It’s probably helpful to know that when a web site is censored, the popular term used it that it is “harmonized” — suddenly the quote above makes more sense with more layers of meaning.
It’s also helpful to know that Chinese lends itself to a level of play on words completely incomprehensible to English speakers, to the point that what we would call a pun is more like what a Chinese speaker would think of as a layered metaphor that just is an ambiguous artifact of the language, and occurs as nuance constantly in everyday speech — in translation this is sometimes called a composite meaning or connotation. In political speech, it sometimes seems to occur at a frequency of more than once per word.
Much as I am a fan of democracy and free societies, civil unrest in China makes me nervous as a cat. As the sharp and well experienced Rebecca McKinnon (former Beijing bureau chief for CNN, journo professor in Hong Kong, and former board member of The Tor Project among other interesting hobbies) tweeted last week regarding unrest in China (and I’m paraphrasing here) “Whoops! There goes the economy.”
She doesn’t mean China’s economy. She means everyone’s. China is not as uniform in culture as Egypt, say. Under the best of conditions and the worst of governments, you might consider China as a whole to be impossible to rule. China is twice as impossible to rule under the strains of rapid economic and social change that have been stretching her like a string of catgut. As the tone gets higher, China has been, gradually, equalizing its internal reality with the global reality — it is moving toward becoming a global country integrated with global culture, from a position not quite as insulated as North Korea not so many years ago.

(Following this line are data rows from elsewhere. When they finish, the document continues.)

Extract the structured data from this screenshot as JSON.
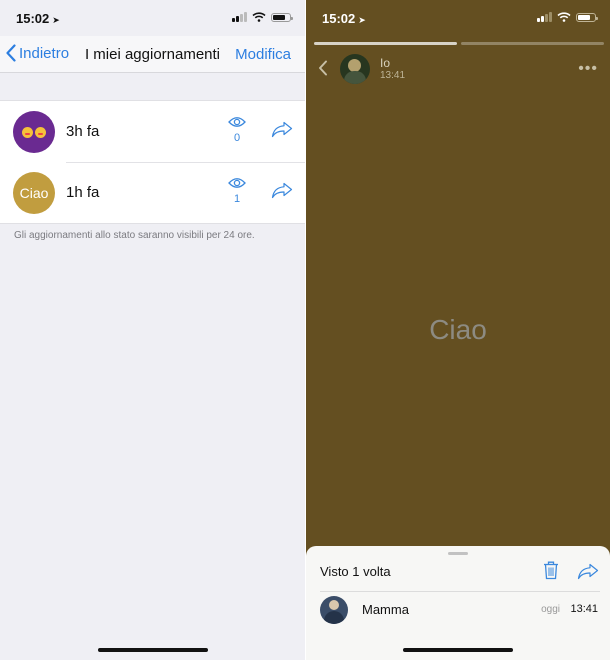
{
  "colors": {
    "accent": "#2c7ee0",
    "story_background": "#644f21",
    "list_background": "#efeff4"
  },
  "left_screen": {
    "status_bar": {
      "time": "15:02"
    },
    "nav": {
      "back_label": "Indietro",
      "title": "I miei aggiornamenti",
      "edit_label": "Modifica"
    },
    "updates": [
      {
        "avatar_icon": "double-emoji-icon",
        "time": "3h fa",
        "view_count": "0"
      },
      {
        "avatar_text": "Ciao",
        "time": "1h fa",
        "view_count": "1"
      }
    ],
    "note": "Gli aggiornamenti allo stato saranno visibili per 24 ore."
  },
  "right_screen": {
    "status_bar": {
      "time": "15:02"
    },
    "story": {
      "author": "Io",
      "time": "13:41",
      "text": "Ciao",
      "segments_total": 2,
      "segments_done": 1
    },
    "viewers_sheet": {
      "title": "Visto 1 volta",
      "viewers": [
        {
          "name": "Mamma",
          "day": "oggi",
          "time": "13:41"
        }
      ]
    }
  }
}
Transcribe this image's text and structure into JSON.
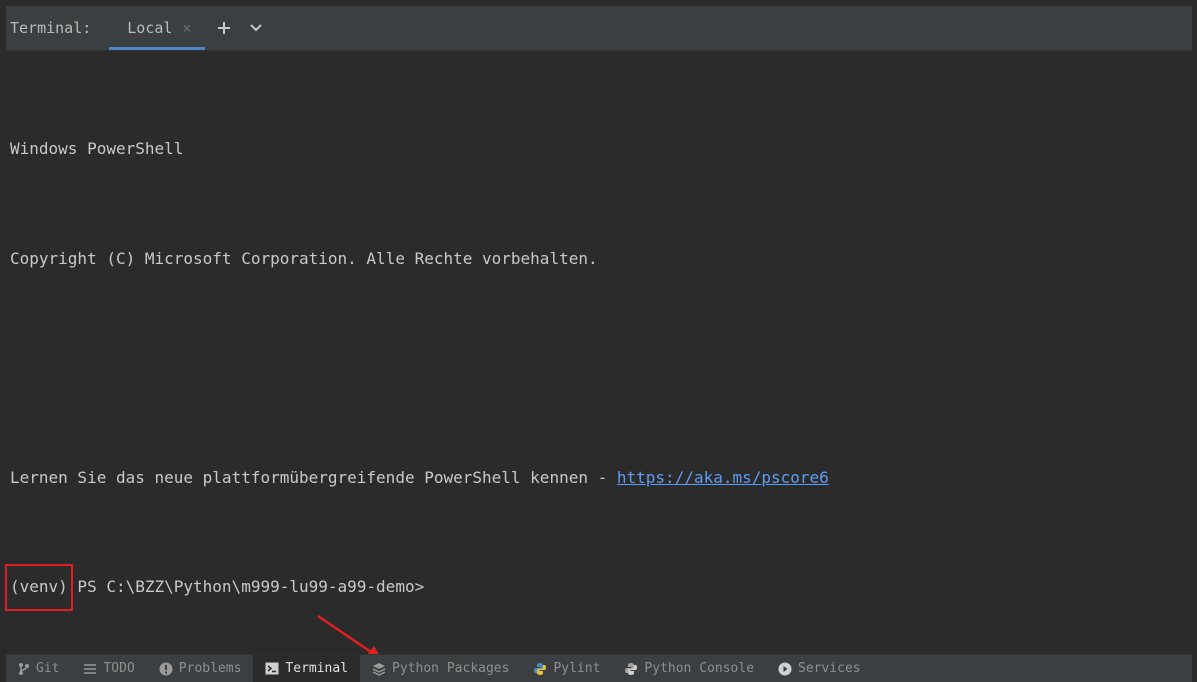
{
  "tabbar": {
    "title": "Terminal:",
    "tab_label": "Local",
    "close_glyph": "×",
    "new_tab_icon": "plus-icon",
    "dropdown_icon": "chevron-down-icon"
  },
  "terminal": {
    "lines": [
      "Windows PowerShell",
      "Copyright (C) Microsoft Corporation. Alle Rechte vorbehalten.",
      "",
      "Lernen Sie das neue plattformübergreifende PowerShell kennen - "
    ],
    "link": "https://aka.ms/pscore6",
    "venv": "(venv)",
    "prompt": " PS C:\\BZZ\\Python\\m999-lu99-a99-demo>"
  },
  "bottom_tabs": [
    {
      "label": "Git",
      "icon": "git-branch-icon"
    },
    {
      "label": "TODO",
      "icon": "list-icon"
    },
    {
      "label": "Problems",
      "icon": "alert-icon"
    },
    {
      "label": "Terminal",
      "icon": "terminal-icon",
      "active": true
    },
    {
      "label": "Python Packages",
      "icon": "layers-icon"
    },
    {
      "label": "Pylint",
      "icon": "python-icon"
    },
    {
      "label": "Python Console",
      "icon": "python-console-icon"
    },
    {
      "label": "Services",
      "icon": "play-circle-icon"
    }
  ],
  "colors": {
    "background": "#2b2b2b",
    "toolbar": "#3c3f41",
    "accent": "#4a88c7",
    "link": "#5e9cf2",
    "highlight_box": "#e02020",
    "arrow": "#e02020"
  }
}
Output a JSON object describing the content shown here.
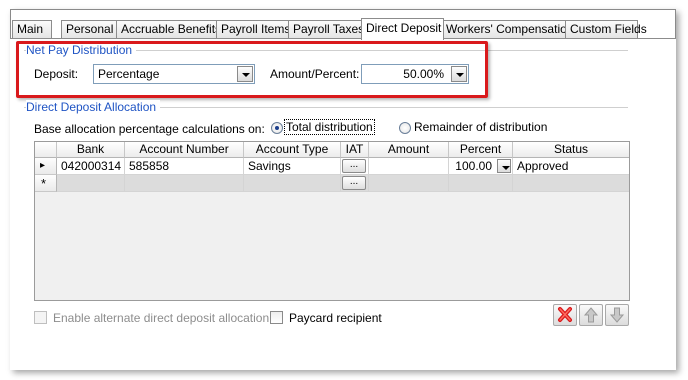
{
  "tabs": [
    {
      "label": "Main"
    },
    {
      "label": "Personal"
    },
    {
      "label": "Accruable Benefits"
    },
    {
      "label": "Payroll Items"
    },
    {
      "label": "Payroll Taxes"
    },
    {
      "label": "Direct Deposit",
      "active": true
    },
    {
      "label": "Workers' Compensation"
    },
    {
      "label": "Custom Fields"
    }
  ],
  "net_pay": {
    "title": "Net Pay Distribution",
    "deposit_label": "Deposit:",
    "deposit_value": "Percentage",
    "amount_label": "Amount/Percent:",
    "amount_value": "50.00%"
  },
  "allocation": {
    "title": "Direct Deposit Allocation",
    "base_label": "Base allocation percentage calculations on:",
    "option_total": "Total distribution",
    "option_remainder": "Remainder of distribution",
    "selected": "Total distribution"
  },
  "grid": {
    "columns": [
      "Bank",
      "Account Number",
      "Account Type",
      "IAT",
      "Amount",
      "Percent",
      "Status"
    ],
    "rows": [
      {
        "bank": "042000314",
        "account_number": "585858",
        "account_type": "Savings",
        "iat": "...",
        "amount": "",
        "percent": "100.00",
        "status": "Approved"
      },
      {
        "bank": "",
        "account_number": "",
        "account_type": "",
        "iat": "...",
        "amount": "",
        "percent": "",
        "status": ""
      }
    ],
    "row_marker_current": "▸",
    "row_marker_new": "*"
  },
  "bottom": {
    "alt_allocation_label": "Enable alternate direct deposit allocation",
    "paycard_label": "Paycard recipient"
  },
  "colors": {
    "accent": "#1f54c4",
    "highlight_box": "#d9191c",
    "delete_icon": "#d9191c"
  },
  "icons": {
    "delete": "delete-x-icon",
    "move_up": "arrow-up-icon",
    "move_down": "arrow-down-icon"
  }
}
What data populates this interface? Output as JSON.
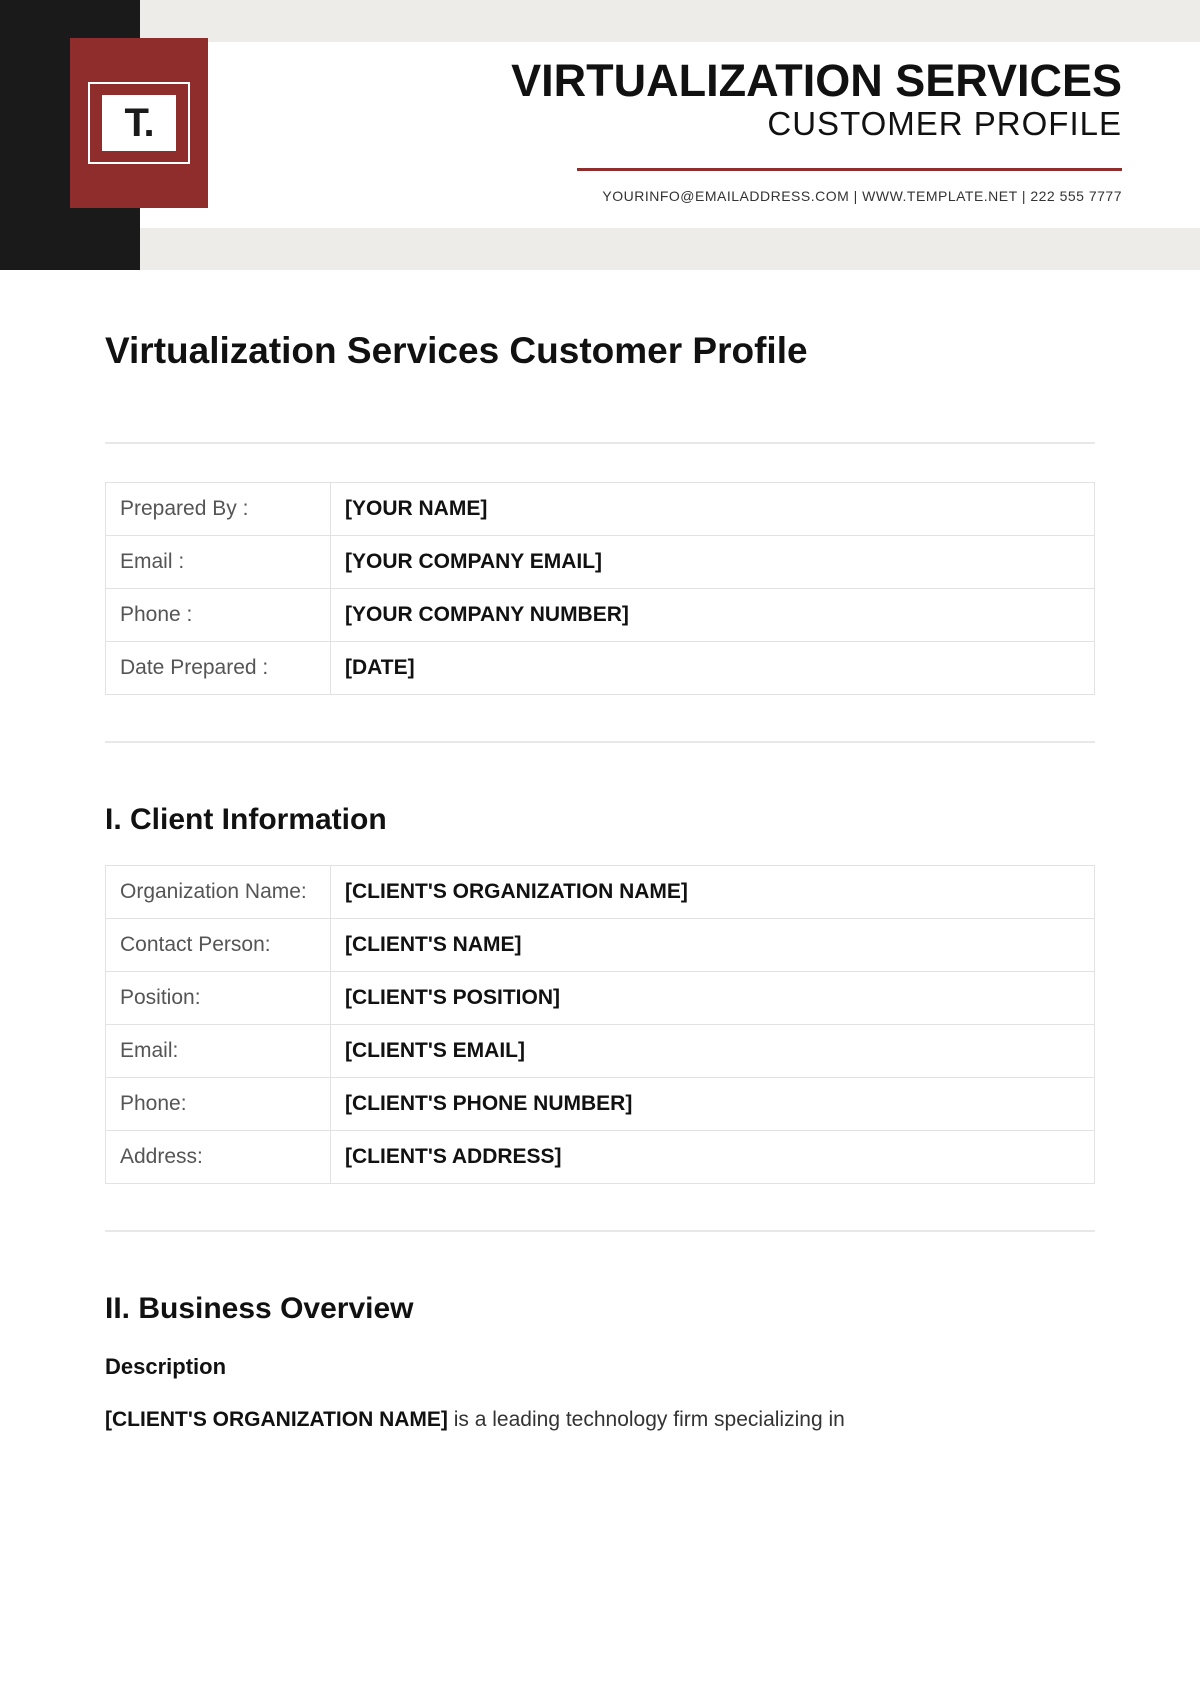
{
  "logo_text": "T.",
  "header": {
    "line1": "VIRTUALIZATION SERVICES",
    "line2": "CUSTOMER PROFILE",
    "contact": "YOURINFO@EMAILADDRESS.COM | WWW.TEMPLATE.NET | 222 555 7777"
  },
  "doc_title": "Virtualization Services Customer Profile",
  "prep_table": [
    {
      "label": "Prepared By :",
      "value": "[YOUR NAME]"
    },
    {
      "label": "Email :",
      "value": "[YOUR COMPANY EMAIL]"
    },
    {
      "label": "Phone :",
      "value": "[YOUR COMPANY NUMBER]"
    },
    {
      "label": "Date Prepared :",
      "value": "[DATE]"
    }
  ],
  "section1_heading": "I. Client Information",
  "client_table": [
    {
      "label": "Organization Name:",
      "value": "[CLIENT'S ORGANIZATION NAME]"
    },
    {
      "label": "Contact Person:",
      "value": "[CLIENT'S NAME]"
    },
    {
      "label": "Position:",
      "value": "[CLIENT'S POSITION]"
    },
    {
      "label": "Email:",
      "value": "[CLIENT'S EMAIL]"
    },
    {
      "label": "Phone:",
      "value": "[CLIENT'S PHONE NUMBER]"
    },
    {
      "label": "Address:",
      "value": "[CLIENT'S ADDRESS]"
    }
  ],
  "section2_heading": "II. Business Overview",
  "section2_subhead": "Description",
  "section2_body_bold": "[CLIENT'S ORGANIZATION NAME]",
  "section2_body_rest": " is a leading technology firm specializing in"
}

When Galileo was condemned by the Catholics, it wasn’t because they thought he was wrong in his science; it was because they thought that what might seem like a (dare I say) unharmonized axiomatic dissonance with accepted cosmology (as taught by the church) might lead to a break in faith with the social contract (faith in the church leadership) which could lead to social chaos.
“They thought the Copernicus system defended by Galileo with such vehemence endangered the faith of simple people and that it was their obligation to prevent it from being taught,” is the modern Catholic apology and apologia. (Artigas/Sanchez de Tocha)
The Catholics tried to manage the flow of scientific and international information as the west hurled itself from medieval to renaissance culture, from the “old world” to the age of discovery, and tried to buffer the blows of change as it careened toward the enlightenment period — it was like a cultural singularity spread across time and space through a slower world.
China is hurtling, but from this side of the inflection point, we don’t know toward what singularity, what renaissance or dark age. China is so big and so pivotal to the world economy and well-being right now. Regardless of our politics, we should be hoping beyond hope that they experience evolution, and not a totally disruptive revolution, as they work out their growing pains.
Thanks to Bill Egnor/FDL for inspiration